3. Keep a food diary
Keeping a food diary can help you identify which foods are causing gas and which are not.
4. Consider a low-FODMAP diet
If you're struggling with gas and digestive discomfort, a low-FODMAP diet may be worth considering.
This type of diet eliminates or limits foods that are high in FODMAPs, which can help reduce gas and other digestive symptoms.
While gas is a common digestive issue, it doesn't have to control your life.
By incorporating gas-reducing foods into your diet and making a few lifestyle changes, you can reduce your symptoms and improve your overall digestive health.
Remember , everyone's digestive system is different, so be patient and experiment to find what works best for you.
Q: What are some common symptoms of excessive gas?
Some common symptoms of excessive gas include bloating, belching, flatulence, abdominal pain or discomfort, and a feeling of fullness.
Q: What are some common gas-producing foods?
Some common gas-producing foods include beans, lentils, broccoli, onions, dairy products, carbonated beverages, and certain fruits like apples, pears, and peaches.
Q: How can I reduce gas and bloating?
There are several ways to reduce gas and bloating, including avoiding gas-producing foods, eating slowly and chewing your food thoroughly, drinking plenty of water, and exercising regularly.

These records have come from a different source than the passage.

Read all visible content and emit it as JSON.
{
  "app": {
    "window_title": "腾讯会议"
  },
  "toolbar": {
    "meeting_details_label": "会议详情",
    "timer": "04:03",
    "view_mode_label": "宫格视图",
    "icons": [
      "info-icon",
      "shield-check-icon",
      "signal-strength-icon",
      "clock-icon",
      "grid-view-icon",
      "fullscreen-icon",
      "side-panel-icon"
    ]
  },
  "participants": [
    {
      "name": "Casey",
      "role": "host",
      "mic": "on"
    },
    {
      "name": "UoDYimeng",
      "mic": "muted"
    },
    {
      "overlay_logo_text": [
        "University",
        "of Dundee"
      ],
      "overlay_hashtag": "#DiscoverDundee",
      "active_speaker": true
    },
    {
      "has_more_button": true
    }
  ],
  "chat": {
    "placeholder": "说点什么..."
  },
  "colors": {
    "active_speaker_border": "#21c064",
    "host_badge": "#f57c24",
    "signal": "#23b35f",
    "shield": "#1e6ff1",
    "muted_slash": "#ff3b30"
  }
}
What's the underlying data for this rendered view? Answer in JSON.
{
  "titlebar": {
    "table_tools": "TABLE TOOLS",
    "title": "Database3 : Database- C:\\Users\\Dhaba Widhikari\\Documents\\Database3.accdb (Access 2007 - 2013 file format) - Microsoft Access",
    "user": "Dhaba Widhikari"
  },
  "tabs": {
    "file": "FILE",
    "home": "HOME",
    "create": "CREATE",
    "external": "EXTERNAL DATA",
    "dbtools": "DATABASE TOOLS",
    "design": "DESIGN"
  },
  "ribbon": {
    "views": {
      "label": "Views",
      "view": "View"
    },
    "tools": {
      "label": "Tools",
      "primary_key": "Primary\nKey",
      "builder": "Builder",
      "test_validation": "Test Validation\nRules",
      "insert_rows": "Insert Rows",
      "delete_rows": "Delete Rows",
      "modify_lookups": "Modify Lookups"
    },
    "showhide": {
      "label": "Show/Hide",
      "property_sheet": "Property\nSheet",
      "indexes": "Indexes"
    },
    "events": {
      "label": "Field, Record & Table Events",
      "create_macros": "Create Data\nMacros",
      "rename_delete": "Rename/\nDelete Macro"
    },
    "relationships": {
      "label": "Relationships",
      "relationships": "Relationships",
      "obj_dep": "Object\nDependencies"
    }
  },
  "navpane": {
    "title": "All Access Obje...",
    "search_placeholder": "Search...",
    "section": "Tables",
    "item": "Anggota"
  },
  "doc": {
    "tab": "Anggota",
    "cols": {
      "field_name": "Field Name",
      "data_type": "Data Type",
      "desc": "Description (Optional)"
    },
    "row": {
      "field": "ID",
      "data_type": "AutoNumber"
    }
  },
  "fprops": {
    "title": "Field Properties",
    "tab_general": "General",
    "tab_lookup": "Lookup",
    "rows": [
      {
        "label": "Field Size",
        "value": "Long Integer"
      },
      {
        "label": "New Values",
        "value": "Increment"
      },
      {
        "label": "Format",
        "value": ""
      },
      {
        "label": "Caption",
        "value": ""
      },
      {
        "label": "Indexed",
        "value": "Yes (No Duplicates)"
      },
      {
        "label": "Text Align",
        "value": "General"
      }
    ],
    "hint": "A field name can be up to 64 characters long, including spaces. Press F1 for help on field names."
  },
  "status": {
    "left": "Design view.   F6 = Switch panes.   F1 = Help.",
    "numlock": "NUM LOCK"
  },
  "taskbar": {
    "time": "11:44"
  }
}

Q: Can stress and anxiety cause gas and bloating?
Yes, stress and anxiety can affect digestion and contribute to gas and bloating. Practicing relaxation techniques, such as deep breathing or meditation, may help reduce these symptoms.
Q: When should I see a doctor about my gas and bloating?
If your gas and bloating are persistent or severe, or if you experience other symptoms like diarrhea, constipation, or weight loss, it's important to see a doctor to rule out any underlying medical conditions.